## PROBLEM TO SOLVE
Go through the data underneath and copy every line exactly.

[Data about app and page elements]
══════════

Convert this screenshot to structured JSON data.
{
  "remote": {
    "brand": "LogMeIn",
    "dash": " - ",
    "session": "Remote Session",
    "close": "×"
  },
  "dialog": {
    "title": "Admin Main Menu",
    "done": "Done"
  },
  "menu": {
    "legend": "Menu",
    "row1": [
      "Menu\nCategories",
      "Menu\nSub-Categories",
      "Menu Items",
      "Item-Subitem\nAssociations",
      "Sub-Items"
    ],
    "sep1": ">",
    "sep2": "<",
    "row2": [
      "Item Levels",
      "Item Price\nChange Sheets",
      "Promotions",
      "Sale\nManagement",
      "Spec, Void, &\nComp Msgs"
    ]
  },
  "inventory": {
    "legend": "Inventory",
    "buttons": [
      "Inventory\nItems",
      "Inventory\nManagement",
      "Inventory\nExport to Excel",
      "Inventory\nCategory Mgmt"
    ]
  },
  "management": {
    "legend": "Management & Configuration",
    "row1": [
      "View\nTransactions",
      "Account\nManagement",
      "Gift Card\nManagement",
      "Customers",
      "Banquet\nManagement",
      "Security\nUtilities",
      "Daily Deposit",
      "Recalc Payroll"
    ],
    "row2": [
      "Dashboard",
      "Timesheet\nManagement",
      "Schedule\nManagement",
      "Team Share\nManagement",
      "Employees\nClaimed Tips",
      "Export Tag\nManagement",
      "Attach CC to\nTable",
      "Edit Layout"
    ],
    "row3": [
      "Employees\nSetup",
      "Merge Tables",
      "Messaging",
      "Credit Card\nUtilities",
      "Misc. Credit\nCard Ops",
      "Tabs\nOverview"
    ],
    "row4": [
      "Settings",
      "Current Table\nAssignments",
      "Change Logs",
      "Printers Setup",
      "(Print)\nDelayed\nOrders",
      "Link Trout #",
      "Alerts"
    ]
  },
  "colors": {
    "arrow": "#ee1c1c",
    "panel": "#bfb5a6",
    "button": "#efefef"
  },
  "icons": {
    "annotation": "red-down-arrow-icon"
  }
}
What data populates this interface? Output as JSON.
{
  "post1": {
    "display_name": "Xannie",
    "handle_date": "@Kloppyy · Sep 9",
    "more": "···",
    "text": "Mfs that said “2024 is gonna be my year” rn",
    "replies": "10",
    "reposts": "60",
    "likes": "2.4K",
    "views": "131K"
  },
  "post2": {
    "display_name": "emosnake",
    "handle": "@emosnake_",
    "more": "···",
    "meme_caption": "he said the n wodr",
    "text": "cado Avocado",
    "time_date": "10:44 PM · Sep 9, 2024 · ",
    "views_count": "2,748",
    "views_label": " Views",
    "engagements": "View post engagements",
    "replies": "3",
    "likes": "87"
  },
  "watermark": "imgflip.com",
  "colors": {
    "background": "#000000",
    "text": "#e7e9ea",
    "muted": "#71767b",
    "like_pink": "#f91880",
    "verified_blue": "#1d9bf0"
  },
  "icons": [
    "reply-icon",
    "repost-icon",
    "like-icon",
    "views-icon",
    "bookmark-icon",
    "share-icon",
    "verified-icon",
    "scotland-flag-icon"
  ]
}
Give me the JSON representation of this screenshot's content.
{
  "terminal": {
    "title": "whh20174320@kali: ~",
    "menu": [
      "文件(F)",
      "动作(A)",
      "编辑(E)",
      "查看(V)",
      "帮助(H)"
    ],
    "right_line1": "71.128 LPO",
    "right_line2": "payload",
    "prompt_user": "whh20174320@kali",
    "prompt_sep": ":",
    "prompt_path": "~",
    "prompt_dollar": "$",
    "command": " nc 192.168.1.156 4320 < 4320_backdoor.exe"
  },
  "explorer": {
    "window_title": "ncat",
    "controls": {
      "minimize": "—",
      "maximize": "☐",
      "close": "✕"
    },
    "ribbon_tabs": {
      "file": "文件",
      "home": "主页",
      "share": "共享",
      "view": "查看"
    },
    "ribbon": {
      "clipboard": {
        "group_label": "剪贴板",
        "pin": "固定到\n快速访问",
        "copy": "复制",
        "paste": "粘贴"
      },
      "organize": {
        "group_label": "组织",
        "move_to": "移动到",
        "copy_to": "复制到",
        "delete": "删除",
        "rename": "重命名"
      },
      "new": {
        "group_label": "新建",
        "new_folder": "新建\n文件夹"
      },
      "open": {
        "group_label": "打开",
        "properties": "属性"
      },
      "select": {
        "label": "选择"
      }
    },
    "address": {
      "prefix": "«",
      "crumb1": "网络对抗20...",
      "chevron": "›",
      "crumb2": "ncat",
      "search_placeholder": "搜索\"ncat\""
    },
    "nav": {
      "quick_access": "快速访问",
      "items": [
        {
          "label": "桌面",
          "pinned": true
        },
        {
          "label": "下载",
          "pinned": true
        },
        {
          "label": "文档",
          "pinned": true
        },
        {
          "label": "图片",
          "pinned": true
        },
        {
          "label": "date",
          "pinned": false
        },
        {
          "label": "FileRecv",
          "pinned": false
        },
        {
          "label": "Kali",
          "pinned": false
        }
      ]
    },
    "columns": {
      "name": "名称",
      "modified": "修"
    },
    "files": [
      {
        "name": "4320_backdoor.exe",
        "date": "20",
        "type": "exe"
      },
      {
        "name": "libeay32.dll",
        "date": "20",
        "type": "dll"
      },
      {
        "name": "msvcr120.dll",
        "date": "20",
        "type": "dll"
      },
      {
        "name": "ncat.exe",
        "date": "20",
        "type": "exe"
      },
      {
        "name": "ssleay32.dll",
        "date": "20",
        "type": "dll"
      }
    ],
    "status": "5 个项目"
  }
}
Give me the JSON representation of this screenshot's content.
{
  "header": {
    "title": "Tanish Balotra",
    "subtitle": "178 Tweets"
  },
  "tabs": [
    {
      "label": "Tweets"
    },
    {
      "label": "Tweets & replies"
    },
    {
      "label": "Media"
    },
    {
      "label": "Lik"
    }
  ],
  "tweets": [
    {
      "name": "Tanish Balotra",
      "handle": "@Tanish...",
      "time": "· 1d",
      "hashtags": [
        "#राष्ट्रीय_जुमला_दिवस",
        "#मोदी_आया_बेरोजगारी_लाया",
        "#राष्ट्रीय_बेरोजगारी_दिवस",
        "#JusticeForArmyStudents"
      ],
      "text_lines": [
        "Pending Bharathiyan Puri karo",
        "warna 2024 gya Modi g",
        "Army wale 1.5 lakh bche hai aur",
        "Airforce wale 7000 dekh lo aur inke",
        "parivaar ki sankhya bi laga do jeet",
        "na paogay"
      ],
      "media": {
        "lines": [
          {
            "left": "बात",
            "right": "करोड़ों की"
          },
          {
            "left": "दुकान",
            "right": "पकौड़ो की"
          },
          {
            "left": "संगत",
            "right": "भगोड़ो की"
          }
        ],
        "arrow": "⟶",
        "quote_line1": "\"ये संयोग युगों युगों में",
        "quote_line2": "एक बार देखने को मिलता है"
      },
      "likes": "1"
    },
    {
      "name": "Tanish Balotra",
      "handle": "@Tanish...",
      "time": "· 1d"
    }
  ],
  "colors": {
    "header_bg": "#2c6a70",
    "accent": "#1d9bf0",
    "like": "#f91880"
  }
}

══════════

## RESULT FOR THIS TASK
Convert this screenshot to structured JSON data.
{
  "remote": {
    "brand": "LogMeIn",
    "dash": " - ",
    "session": "Remote Session",
    "close": "×"
  },
  "dialog": {
    "title": "Admin Main Menu",
    "done": "Done"
  },
  "menu": {
    "legend": "Menu",
    "row1": [
      "Menu\nCategories",
      "Menu\nSub-Categories",
      "Menu Items",
      "Item-Subitem\nAssociations",
      "Sub-Items"
    ],
    "sep1": ">",
    "sep2": "<",
    "row2": [
      "Item Levels",
      "Item Price\nChange Sheets",
      "Promotions",
      "Sale\nManagement",
      "Spec, Void, &\nComp Msgs"
    ]
  },
  "inventory": {
    "legend": "Inventory",
    "buttons": [
      "Inventory\nItems",
      "Inventory\nManagement",
      "Inventory\nExport to Excel",
      "Inventory\nCategory Mgmt"
    ]
  },
  "management": {
    "legend": "Management & Configuration",
    "row1": [
      "View\nTransactions",
      "Account\nManagement",
      "Gift Card\nManagement",
      "Customers",
      "Banquet\nManagement",
      "Security\nUtilities",
      "Daily Deposit",
      "Recalc Payroll"
    ],
    "row2": [
      "Dashboard",
      "Timesheet\nManagement",
      "Schedule\nManagement",
      "Team Share\nManagement",
      "Employees\nClaimed Tips",
      "Export Tag\nManagement",
      "Attach CC to\nTable",
      "Edit Layout"
    ],
    "row3": [
      "Employees\nSetup",
      "Merge Tables",
      "Messaging",
      "Credit Card\nUtilities",
      "Misc. Credit\nCard Ops",
      "Tabs\nOverview"
    ],
    "row4": [
      "Settings",
      "Current Table\nAssignments",
      "Change Logs",
      "Printers Setup",
      "(Print)\nDelayed\nOrders",
      "Link Trout #",
      "Alerts"
    ]
  },
  "colors": {
    "arrow": "#ee1c1c",
    "panel": "#bfb5a6",
    "button": "#efefef"
  },
  "icons": {
    "annotation": "red-down-arrow-icon"
  }
}
What data populates this interface? Output as JSON.
{
  "post1": {
    "display_name": "Xannie",
    "handle_date": "@Kloppyy · Sep 9",
    "more": "···",
    "text": "Mfs that said “2024 is gonna be my year” rn",
    "replies": "10",
    "reposts": "60",
    "likes": "2.4K",
    "views": "131K"
  },
  "post2": {
    "display_name": "emosnake",
    "handle": "@emosnake_",
    "more": "···",
    "meme_caption": "he said the n wodr",
    "text": "cado Avocado",
    "time_date": "10:44 PM · Sep 9, 2024 · ",
    "views_count": "2,748",
    "views_label": " Views",
    "engagements": "View post engagements",
    "replies": "3",
    "likes": "87"
  },
  "watermark": "imgflip.com",
  "colors": {
    "background": "#000000",
    "text": "#e7e9ea",
    "muted": "#71767b",
    "like_pink": "#f91880",
    "verified_blue": "#1d9bf0"
  },
  "icons": [
    "reply-icon",
    "repost-icon",
    "like-icon",
    "views-icon",
    "bookmark-icon",
    "share-icon",
    "verified-icon",
    "scotland-flag-icon"
  ]
}
Give me the JSON representation of this screenshot's content.
{
  "terminal": {
    "title": "whh20174320@kali: ~",
    "menu": [
      "文件(F)",
      "动作(A)",
      "编辑(E)",
      "查看(V)",
      "帮助(H)"
    ],
    "right_line1": "71.128 LPO",
    "right_line2": "payload",
    "prompt_user": "whh20174320@kali",
    "prompt_sep": ":",
    "prompt_path": "~",
    "prompt_dollar": "$",
    "command": " nc 192.168.1.156 4320 < 4320_backdoor.exe"
  },
  "explorer": {
    "window_title": "ncat",
    "controls": {
      "minimize": "—",
      "maximize": "☐",
      "close": "✕"
    },
    "ribbon_tabs": {
      "file": "文件",
      "home": "主页",
      "share": "共享",
      "view": "查看"
    },
    "ribbon": {
      "clipboard": {
        "group_label": "剪贴板",
        "pin": "固定到\n快速访问",
        "copy": "复制",
        "paste": "粘贴"
      },
      "organize": {
        "group_label": "组织",
        "move_to": "移动到",
        "copy_to": "复制到",
        "delete": "删除",
        "rename": "重命名"
      },
      "new": {
        "group_label": "新建",
        "new_folder": "新建\n文件夹"
      },
      "open": {
        "group_label": "打开",
        "properties": "属性"
      },
      "select": {
        "label": "选择"
      }
    },
    "address": {
      "prefix": "«",
      "crumb1": "网络对抗20...",
      "chevron": "›",
      "crumb2": "ncat",
      "search_placeholder": "搜索\"ncat\""
    },
    "nav": {
      "quick_access": "快速访问",
      "items": [
        {
          "label": "桌面",
          "pinned": true
        },
        {
          "label": "下载",
          "pinned": true
        },
        {
          "label": "文档",
          "pinned": true
        },
        {
          "label": "图片",
          "pinned": true
        },
        {
          "label": "date",
          "pinned": false
        },
        {
          "label": "FileRecv",
          "pinned": false
        },
        {
          "label": "Kali",
          "pinned": false
        }
      ]
    },
    "columns": {
      "name": "名称",
      "modified": "修"
    },
    "files": [
      {
        "name": "4320_backdoor.exe",
        "date": "20",
        "type": "exe"
      },
      {
        "name": "libeay32.dll",
        "date": "20",
        "type": "dll"
      },
      {
        "name": "msvcr120.dll",
        "date": "20",
        "type": "dll"
      },
      {
        "name": "ncat.exe",
        "date": "20",
        "type": "exe"
      },
      {
        "name": "ssleay32.dll",
        "date": "20",
        "type": "dll"
      }
    ],
    "status": "5 个项目"
  }
}
Give me the JSON representation of this screenshot's content.
{
  "header": {
    "title": "Tanish Balotra",
    "subtitle": "178 Tweets"
  },
  "tabs": [
    {
      "label": "Tweets"
    },
    {
      "label": "Tweets & replies"
    },
    {
      "label": "Media"
    },
    {
      "label": "Lik"
    }
  ],
  "tweets": [
    {
      "name": "Tanish Balotra",
      "handle": "@Tanish...",
      "time": "· 1d",
      "hashtags": [
        "#राष्ट्रीय_जुमला_दिवस",
        "#मोदी_आया_बेरोजगारी_लाया",
        "#राष्ट्रीय_बेरोजगारी_दिवस",
        "#JusticeForArmyStudents"
      ],
      "text_lines": [
        "Pending Bharathiyan Puri karo",
        "warna 2024 gya Modi g",
        "Army wale 1.5 lakh bche hai aur",
        "Airforce wale 7000 dekh lo aur inke",
        "parivaar ki sankhya bi laga do jeet",
        "na paogay"
      ],
      "media": {
        "lines": [
          {
            "left": "बात",
            "right": "करोड़ों की"
          },
          {
            "left": "दुकान",
            "right": "पकौड़ो की"
          },
          {
            "left": "संगत",
            "right": "भगोड़ो की"
          }
        ],
        "arrow": "⟶",
        "quote_line1": "\"ये संयोग युगों युगों में",
        "quote_line2": "एक बार देखने को मिलता है"
      },
      "likes": "1"
    },
    {
      "name": "Tanish Balotra",
      "handle": "@Tanish...",
      "time": "· 1d"
    }
  ],
  "colors": {
    "header_bg": "#2c6a70",
    "accent": "#1d9bf0",
    "like": "#f91880"
  }
}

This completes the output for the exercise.